Task objective: Every entry in the listing is to be reproduced exactly.
··· Records for this task
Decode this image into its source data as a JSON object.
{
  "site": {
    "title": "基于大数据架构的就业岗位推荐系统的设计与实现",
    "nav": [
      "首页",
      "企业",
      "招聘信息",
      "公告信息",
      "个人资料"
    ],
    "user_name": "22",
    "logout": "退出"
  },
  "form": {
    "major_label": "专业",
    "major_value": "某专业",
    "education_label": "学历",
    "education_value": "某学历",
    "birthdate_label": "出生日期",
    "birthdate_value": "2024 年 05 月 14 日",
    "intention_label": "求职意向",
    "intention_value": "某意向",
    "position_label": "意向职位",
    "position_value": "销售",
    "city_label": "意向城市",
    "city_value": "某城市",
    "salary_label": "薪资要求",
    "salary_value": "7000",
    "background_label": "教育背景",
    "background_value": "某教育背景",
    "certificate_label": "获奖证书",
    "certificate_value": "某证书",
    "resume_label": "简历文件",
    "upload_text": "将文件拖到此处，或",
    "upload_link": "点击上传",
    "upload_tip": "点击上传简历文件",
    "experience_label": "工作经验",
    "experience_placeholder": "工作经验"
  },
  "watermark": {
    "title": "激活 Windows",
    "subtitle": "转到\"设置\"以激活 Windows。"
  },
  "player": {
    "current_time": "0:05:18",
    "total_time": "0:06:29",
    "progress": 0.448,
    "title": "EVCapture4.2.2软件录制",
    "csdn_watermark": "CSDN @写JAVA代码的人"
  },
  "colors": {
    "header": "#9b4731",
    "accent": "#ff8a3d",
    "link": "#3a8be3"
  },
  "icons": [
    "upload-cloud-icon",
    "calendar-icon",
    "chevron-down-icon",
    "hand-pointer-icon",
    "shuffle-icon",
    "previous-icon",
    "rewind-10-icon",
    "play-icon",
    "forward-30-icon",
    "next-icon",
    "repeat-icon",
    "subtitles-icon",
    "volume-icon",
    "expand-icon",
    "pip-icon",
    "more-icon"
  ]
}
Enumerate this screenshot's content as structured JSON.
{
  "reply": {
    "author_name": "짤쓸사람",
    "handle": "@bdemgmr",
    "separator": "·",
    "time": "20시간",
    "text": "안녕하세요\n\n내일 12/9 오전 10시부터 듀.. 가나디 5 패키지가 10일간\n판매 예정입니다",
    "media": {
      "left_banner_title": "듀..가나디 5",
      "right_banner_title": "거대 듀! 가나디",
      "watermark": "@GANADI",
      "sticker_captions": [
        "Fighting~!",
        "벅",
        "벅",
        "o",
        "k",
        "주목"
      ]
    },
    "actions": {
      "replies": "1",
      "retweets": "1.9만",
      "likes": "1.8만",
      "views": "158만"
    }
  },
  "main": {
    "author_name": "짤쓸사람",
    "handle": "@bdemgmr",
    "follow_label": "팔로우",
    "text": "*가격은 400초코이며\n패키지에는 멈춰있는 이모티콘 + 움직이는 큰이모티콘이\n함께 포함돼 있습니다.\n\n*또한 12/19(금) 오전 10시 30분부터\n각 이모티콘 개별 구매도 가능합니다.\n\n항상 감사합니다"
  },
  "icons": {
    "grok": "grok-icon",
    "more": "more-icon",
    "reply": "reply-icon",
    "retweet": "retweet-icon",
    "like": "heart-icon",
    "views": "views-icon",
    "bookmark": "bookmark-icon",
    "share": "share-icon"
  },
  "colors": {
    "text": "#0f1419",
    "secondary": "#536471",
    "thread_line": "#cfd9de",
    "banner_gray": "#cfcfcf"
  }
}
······
Output below:
Decode this image into its source data as a JSON object.
{
  "site": {
    "title": "基于大数据架构的就业岗位推荐系统的设计与实现",
    "nav": [
      "首页",
      "企业",
      "招聘信息",
      "公告信息",
      "个人资料"
    ],
    "user_name": "22",
    "logout": "退出"
  },
  "form": {
    "major_label": "专业",
    "major_value": "某专业",
    "education_label": "学历",
    "education_value": "某学历",
    "birthdate_label": "出生日期",
    "birthdate_value": "2024 年 05 月 14 日",
    "intention_label": "求职意向",
    "intention_value": "某意向",
    "position_label": "意向职位",
    "position_value": "销售",
    "city_label": "意向城市",
    "city_value": "某城市",
    "salary_label": "薪资要求",
    "salary_value": "7000",
    "background_label": "教育背景",
    "background_value": "某教育背景",
    "certificate_label": "获奖证书",
    "certificate_value": "某证书",
    "resume_label": "简历文件",
    "upload_text": "将文件拖到此处，或",
    "upload_link": "点击上传",
    "upload_tip": "点击上传简历文件",
    "experience_label": "工作经验",
    "experience_placeholder": "工作经验"
  },
  "watermark": {
    "title": "激活 Windows",
    "subtitle": "转到\"设置\"以激活 Windows。"
  },
  "player": {
    "current_time": "0:05:18",
    "total_time": "0:06:29",
    "progress": 0.448,
    "title": "EVCapture4.2.2软件录制",
    "csdn_watermark": "CSDN @写JAVA代码的人"
  },
  "colors": {
    "header": "#9b4731",
    "accent": "#ff8a3d",
    "link": "#3a8be3"
  },
  "icons": [
    "upload-cloud-icon",
    "calendar-icon",
    "chevron-down-icon",
    "hand-pointer-icon",
    "shuffle-icon",
    "previous-icon",
    "rewind-10-icon",
    "play-icon",
    "forward-30-icon",
    "next-icon",
    "repeat-icon",
    "subtitles-icon",
    "volume-icon",
    "expand-icon",
    "pip-icon",
    "more-icon"
  ]
}
Enumerate this screenshot's content as structured JSON.
{
  "reply": {
    "author_name": "짤쓸사람",
    "handle": "@bdemgmr",
    "separator": "·",
    "time": "20시간",
    "text": "안녕하세요\n\n내일 12/9 오전 10시부터 듀.. 가나디 5 패키지가 10일간\n판매 예정입니다",
    "media": {
      "left_banner_title": "듀..가나디 5",
      "right_banner_title": "거대 듀! 가나디",
      "watermark": "@GANADI",
      "sticker_captions": [
        "Fighting~!",
        "벅",
        "벅",
        "o",
        "k",
        "주목"
      ]
    },
    "actions": {
      "replies": "1",
      "retweets": "1.9만",
      "likes": "1.8만",
      "views": "158만"
    }
  },
  "main": {
    "author_name": "짤쓸사람",
    "handle": "@bdemgmr",
    "follow_label": "팔로우",
    "text": "*가격은 400초코이며\n패키지에는 멈춰있는 이모티콘 + 움직이는 큰이모티콘이\n함께 포함돼 있습니다.\n\n*또한 12/19(금) 오전 10시 30분부터\n각 이모티콘 개별 구매도 가능합니다.\n\n항상 감사합니다"
  },
  "icons": {
    "grok": "grok-icon",
    "more": "more-icon",
    "reply": "reply-icon",
    "retweet": "retweet-icon",
    "like": "heart-icon",
    "views": "views-icon",
    "bookmark": "bookmark-icon",
    "share": "share-icon"
  },
  "colors": {
    "text": "#0f1419",
    "secondary": "#536471",
    "thread_line": "#cfd9de",
    "banner_gray": "#cfcfcf"
  }
}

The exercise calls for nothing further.